Above all, the most frustrating thing was that once in the hospital, we were caught in a catch-22. The cancer had created numerous secondary ailments – a bowel obstruction that resulted in vomitting, ascites (fluid buildup in the abdomen and lungs) which caused painful distention and hampered her breathing, and edema (swelling of the lower limbs due to poor nutrition). As long as we were in the hospital, Mom could not receive chemotherapy because chemo was for outpatients only. Nor were we allowed to try alternative treatments such as acupuncture or homeopathy because of the liability issues it presented. But without the chemo or any other treatment, Mom’s cancer multiplied unchecked, causing the symptoms that were keeping her in the hospital. As long as she was vomitting, they kept her as an “inpatient,” pumping her full of anti-nausea medications that impaired her mind and were only addressing the symptoms. It was madness.
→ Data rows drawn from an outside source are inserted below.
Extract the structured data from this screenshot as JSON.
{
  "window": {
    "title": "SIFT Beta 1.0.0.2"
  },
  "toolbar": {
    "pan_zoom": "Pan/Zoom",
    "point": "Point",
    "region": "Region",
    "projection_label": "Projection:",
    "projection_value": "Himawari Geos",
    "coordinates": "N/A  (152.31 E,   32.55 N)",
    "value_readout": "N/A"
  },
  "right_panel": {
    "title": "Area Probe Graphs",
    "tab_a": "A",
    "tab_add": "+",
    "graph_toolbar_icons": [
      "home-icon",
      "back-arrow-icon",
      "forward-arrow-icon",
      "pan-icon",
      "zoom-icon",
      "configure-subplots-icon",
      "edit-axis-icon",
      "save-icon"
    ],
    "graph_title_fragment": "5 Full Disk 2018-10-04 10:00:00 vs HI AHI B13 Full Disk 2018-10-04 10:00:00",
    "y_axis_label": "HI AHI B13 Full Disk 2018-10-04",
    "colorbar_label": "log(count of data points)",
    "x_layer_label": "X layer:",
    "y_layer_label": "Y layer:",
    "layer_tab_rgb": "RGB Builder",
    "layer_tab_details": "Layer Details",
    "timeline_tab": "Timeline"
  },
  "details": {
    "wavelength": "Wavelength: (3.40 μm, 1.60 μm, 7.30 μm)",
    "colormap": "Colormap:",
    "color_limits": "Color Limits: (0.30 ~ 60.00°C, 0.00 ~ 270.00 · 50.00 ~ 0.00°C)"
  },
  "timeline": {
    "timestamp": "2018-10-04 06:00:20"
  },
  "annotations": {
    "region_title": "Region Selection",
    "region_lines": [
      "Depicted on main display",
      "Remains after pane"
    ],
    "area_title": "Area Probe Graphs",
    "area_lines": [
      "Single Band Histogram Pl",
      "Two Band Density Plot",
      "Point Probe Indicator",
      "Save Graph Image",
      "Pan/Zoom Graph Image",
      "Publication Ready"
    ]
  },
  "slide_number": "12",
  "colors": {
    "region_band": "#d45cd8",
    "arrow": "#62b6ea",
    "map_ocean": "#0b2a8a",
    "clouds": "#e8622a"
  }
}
Little by little, yet all too fast, Mom grew so weak that chemo was no longer an option, even if her bowel obstruction had spontaneously recovered. In her last days, her kidneys started to fail and in her last hours her lungs filled again with fluid. She died of respiratory failure at 6:50 am, May 9th, 2009. After talking with the doctor on call we gathered up Mom’s belongings and left at about 8:30 am. An hour later at home, the hospital was on the phone telling me that we had to come back in order to sign the release for the body. “Why,” I asked incredulously, “didn’t you tell us this during the hour and a half that we were still there?” It was indicative of every frustration that we had experienced during the last seven weeks. Only this time, they had nothing to hold over us. I refused to return. Another hour later, they called again, this time saying that we didn’t have to sign at the hospital after all and could do so with the funeral home.

I won’t go into the details of Mom’s funeral, except to say that in almost every way our experience with the funeral home was far more pleasant than with the hospital. The employees were kinder. Every person that we worked with seemed to know Mom’s case. Instead of telling us what we couldn’t do, they went out of their way to meet requests. Obviously, funeral homes are businesses and depend on satisfied customers. But shouldn’t a hospital want satisfied customers as well? As I said, I am at terms with the fact that Mom’s time here was up, but our last days with her could have been so much less unpleasant than they were. From my family’s perspective, there is little that is healing about the health care system.